Component data from apps and pages:
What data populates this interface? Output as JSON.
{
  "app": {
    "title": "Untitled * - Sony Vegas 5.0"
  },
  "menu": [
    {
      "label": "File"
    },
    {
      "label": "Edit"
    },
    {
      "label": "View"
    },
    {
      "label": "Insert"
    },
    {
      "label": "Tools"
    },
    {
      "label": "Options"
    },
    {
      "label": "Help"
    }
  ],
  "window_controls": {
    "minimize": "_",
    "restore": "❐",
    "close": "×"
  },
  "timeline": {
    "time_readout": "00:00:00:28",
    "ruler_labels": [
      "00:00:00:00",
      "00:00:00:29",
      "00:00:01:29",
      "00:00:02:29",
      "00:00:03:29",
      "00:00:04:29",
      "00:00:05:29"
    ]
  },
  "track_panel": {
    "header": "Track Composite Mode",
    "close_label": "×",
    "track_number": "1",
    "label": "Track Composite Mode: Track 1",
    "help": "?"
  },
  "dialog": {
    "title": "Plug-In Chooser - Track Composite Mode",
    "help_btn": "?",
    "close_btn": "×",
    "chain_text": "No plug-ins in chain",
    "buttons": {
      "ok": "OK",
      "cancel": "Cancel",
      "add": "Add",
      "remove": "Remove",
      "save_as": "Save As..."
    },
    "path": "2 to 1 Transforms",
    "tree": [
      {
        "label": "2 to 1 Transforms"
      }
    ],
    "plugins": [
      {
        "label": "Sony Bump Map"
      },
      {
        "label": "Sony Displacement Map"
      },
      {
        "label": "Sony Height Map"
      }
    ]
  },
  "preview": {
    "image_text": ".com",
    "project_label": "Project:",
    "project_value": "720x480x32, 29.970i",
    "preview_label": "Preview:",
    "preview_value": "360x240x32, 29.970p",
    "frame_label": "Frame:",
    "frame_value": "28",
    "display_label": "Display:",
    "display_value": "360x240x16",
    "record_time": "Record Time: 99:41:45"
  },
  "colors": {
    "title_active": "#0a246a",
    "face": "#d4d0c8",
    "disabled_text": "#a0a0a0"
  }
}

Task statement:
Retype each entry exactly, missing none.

Answer for this exercise:
What data populates this interface? Output as JSON.
{
  "app": {
    "title": "Untitled * - Sony Vegas 5.0"
  },
  "menu": [
    {
      "label": "File"
    },
    {
      "label": "Edit"
    },
    {
      "label": "View"
    },
    {
      "label": "Insert"
    },
    {
      "label": "Tools"
    },
    {
      "label": "Options"
    },
    {
      "label": "Help"
    }
  ],
  "window_controls": {
    "minimize": "_",
    "restore": "❐",
    "close": "×"
  },
  "timeline": {
    "time_readout": "00:00:00:28",
    "ruler_labels": [
      "00:00:00:00",
      "00:00:00:29",
      "00:00:01:29",
      "00:00:02:29",
      "00:00:03:29",
      "00:00:04:29",
      "00:00:05:29"
    ]
  },
  "track_panel": {
    "header": "Track Composite Mode",
    "close_label": "×",
    "track_number": "1",
    "label": "Track Composite Mode: Track 1",
    "help": "?"
  },
  "dialog": {
    "title": "Plug-In Chooser - Track Composite Mode",
    "help_btn": "?",
    "close_btn": "×",
    "chain_text": "No plug-ins in chain",
    "buttons": {
      "ok": "OK",
      "cancel": "Cancel",
      "add": "Add",
      "remove": "Remove",
      "save_as": "Save As..."
    },
    "path": "2 to 1 Transforms",
    "tree": [
      {
        "label": "2 to 1 Transforms"
      }
    ],
    "plugins": [
      {
        "label": "Sony Bump Map"
      },
      {
        "label": "Sony Displacement Map"
      },
      {
        "label": "Sony Height Map"
      }
    ]
  },
  "preview": {
    "image_text": ".com",
    "project_label": "Project:",
    "project_value": "720x480x32, 29.970i",
    "preview_label": "Preview:",
    "preview_value": "360x240x32, 29.970p",
    "frame_label": "Frame:",
    "frame_value": "28",
    "display_label": "Display:",
    "display_value": "360x240x16",
    "record_time": "Record Time: 99:41:45"
  },
  "colors": {
    "title_active": "#0a246a",
    "face": "#d4d0c8",
    "disabled_text": "#a0a0a0"
  }
}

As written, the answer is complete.